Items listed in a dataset

──────────

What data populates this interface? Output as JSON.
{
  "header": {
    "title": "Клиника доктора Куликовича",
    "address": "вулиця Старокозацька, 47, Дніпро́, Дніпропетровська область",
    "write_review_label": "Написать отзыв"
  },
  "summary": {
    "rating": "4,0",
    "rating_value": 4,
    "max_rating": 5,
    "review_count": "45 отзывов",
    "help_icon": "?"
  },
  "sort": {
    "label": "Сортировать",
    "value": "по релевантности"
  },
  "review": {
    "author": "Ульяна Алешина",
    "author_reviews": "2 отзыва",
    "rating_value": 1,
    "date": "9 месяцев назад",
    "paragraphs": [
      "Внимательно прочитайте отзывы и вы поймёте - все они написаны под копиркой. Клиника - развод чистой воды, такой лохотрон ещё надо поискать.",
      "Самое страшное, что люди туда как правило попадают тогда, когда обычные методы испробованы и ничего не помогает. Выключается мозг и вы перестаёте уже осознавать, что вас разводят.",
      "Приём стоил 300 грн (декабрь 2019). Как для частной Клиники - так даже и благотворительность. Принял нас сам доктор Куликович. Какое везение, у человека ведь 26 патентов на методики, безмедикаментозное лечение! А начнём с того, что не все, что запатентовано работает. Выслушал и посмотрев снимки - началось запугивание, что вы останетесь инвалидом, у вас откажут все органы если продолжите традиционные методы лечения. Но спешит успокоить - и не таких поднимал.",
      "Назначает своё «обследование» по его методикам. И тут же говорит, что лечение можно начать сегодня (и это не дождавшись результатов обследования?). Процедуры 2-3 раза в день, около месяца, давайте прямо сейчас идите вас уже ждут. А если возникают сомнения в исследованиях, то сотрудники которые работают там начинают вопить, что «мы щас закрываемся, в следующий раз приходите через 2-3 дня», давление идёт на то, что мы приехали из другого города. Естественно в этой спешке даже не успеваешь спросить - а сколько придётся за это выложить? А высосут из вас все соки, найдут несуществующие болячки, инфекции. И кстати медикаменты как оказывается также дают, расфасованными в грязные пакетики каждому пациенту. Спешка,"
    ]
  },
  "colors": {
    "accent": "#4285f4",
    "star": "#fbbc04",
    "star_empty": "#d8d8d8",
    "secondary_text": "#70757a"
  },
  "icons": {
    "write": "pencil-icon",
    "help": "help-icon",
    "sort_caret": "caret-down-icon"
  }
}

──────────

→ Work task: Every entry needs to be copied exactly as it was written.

→ Task result:
What data populates this interface? Output as JSON.
{
  "header": {
    "title": "Клиника доктора Куликовича",
    "address": "вулиця Старокозацька, 47, Дніпро́, Дніпропетровська область",
    "write_review_label": "Написать отзыв"
  },
  "summary": {
    "rating": "4,0",
    "rating_value": 4,
    "max_rating": 5,
    "review_count": "45 отзывов",
    "help_icon": "?"
  },
  "sort": {
    "label": "Сортировать",
    "value": "по релевантности"
  },
  "review": {
    "author": "Ульяна Алешина",
    "author_reviews": "2 отзыва",
    "rating_value": 1,
    "date": "9 месяцев назад",
    "paragraphs": [
      "Внимательно прочитайте отзывы и вы поймёте - все они написаны под копиркой. Клиника - развод чистой воды, такой лохотрон ещё надо поискать.",
      "Самое страшное, что люди туда как правило попадают тогда, когда обычные методы испробованы и ничего не помогает. Выключается мозг и вы перестаёте уже осознавать, что вас разводят.",
      "Приём стоил 300 грн (декабрь 2019). Как для частной Клиники - так даже и благотворительность. Принял нас сам доктор Куликович. Какое везение, у человека ведь 26 патентов на методики, безмедикаментозное лечение! А начнём с того, что не все, что запатентовано работает. Выслушал и посмотрев снимки - началось запугивание, что вы останетесь инвалидом, у вас откажут все органы если продолжите традиционные методы лечения. Но спешит успокоить - и не таких поднимал.",
      "Назначает своё «обследование» по его методикам. И тут же говорит, что лечение можно начать сегодня (и это не дождавшись результатов обследования?). Процедуры 2-3 раза в день, около месяца, давайте прямо сейчас идите вас уже ждут. А если возникают сомнения в исследованиях, то сотрудники которые работают там начинают вопить, что «мы щас закрываемся, в следующий раз приходите через 2-3 дня», давление идёт на то, что мы приехали из другого города. Естественно в этой спешке даже не успеваешь спросить - а сколько придётся за это выложить? А высосут из вас все соки, найдут несуществующие болячки, инфекции. И кстати медикаменты как оказывается также дают, расфасованными в грязные пакетики каждому пациенту. Спешка,"
    ]
  },
  "colors": {
    "accent": "#4285f4",
    "star": "#fbbc04",
    "star_empty": "#d8d8d8",
    "secondary_text": "#70757a"
  },
  "icons": {
    "write": "pencil-icon",
    "help": "help-icon",
    "sort_caret": "caret-down-icon"
  }
}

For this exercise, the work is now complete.